# [What needs to be done]
Lines with "icon": state how many there are in the records below, and nothing else.

[Data extracted from a collection]
++++++++++++++++++++

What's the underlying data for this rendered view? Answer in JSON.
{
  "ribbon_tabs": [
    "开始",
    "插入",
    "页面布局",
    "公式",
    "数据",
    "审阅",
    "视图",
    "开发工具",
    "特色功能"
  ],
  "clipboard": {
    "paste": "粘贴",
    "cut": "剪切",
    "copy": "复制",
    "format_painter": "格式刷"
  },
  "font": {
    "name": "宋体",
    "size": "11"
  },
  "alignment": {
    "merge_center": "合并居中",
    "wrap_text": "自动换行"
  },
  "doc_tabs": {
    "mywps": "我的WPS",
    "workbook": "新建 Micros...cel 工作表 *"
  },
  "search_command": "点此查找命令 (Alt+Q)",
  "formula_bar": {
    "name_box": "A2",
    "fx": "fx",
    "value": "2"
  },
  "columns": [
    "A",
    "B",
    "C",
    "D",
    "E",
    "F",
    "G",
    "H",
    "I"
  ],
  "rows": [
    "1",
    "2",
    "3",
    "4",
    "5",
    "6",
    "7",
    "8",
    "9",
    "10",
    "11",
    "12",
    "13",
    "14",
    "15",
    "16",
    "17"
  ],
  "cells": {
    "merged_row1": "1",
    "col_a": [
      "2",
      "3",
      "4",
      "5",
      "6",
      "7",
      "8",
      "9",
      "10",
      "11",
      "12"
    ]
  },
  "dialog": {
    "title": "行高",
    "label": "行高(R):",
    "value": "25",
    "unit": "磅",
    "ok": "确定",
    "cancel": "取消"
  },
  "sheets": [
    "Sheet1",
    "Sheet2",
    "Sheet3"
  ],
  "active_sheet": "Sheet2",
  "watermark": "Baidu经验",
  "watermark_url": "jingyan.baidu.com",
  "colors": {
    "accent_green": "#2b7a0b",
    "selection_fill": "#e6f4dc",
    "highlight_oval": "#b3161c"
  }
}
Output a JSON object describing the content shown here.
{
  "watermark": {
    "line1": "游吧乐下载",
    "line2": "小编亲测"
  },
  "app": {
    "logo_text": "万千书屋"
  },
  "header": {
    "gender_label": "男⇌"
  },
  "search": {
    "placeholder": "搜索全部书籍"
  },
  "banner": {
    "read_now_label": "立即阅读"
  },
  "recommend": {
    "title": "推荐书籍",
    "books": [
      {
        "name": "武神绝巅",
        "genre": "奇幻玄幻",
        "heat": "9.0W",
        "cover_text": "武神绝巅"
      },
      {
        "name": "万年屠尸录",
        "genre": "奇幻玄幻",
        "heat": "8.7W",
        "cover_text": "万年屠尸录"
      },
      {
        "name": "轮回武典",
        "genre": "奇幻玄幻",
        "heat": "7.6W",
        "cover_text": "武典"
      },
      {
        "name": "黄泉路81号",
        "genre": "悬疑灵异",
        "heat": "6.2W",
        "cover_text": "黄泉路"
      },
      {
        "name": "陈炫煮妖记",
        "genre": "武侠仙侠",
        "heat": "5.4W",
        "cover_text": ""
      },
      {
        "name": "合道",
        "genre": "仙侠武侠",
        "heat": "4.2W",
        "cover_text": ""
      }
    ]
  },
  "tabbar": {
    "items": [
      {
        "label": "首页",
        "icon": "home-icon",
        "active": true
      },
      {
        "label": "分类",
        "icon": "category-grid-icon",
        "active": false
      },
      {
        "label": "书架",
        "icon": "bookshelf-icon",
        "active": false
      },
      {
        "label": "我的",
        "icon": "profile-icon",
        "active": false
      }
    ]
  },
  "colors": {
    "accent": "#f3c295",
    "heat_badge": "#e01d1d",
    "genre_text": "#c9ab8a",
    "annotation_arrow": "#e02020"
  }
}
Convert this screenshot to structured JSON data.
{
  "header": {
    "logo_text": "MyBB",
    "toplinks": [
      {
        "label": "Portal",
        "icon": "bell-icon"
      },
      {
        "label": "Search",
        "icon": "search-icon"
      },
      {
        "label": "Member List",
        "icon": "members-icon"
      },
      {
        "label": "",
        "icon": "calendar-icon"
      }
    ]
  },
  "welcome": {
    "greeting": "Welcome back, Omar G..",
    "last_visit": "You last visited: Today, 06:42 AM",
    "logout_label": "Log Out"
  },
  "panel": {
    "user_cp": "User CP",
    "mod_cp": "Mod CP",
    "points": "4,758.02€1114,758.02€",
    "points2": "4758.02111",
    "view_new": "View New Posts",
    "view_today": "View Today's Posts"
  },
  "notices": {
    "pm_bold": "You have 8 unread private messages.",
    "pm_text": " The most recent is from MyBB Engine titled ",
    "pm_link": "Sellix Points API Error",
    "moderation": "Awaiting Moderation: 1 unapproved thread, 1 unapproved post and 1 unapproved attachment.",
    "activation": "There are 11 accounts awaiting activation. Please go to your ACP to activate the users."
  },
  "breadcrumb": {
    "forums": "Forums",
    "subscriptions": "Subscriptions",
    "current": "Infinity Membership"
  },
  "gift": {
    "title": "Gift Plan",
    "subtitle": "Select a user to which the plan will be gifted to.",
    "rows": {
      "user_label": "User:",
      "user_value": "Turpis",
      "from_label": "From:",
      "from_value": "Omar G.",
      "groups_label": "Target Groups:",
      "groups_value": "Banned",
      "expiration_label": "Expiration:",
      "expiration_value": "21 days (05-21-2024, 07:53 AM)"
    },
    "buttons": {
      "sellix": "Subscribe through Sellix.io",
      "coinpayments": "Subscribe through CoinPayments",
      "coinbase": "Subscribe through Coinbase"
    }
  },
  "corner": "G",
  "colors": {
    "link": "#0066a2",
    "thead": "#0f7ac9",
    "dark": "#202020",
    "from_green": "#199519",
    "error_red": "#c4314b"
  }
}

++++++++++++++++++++

# [Response to the exercise]
8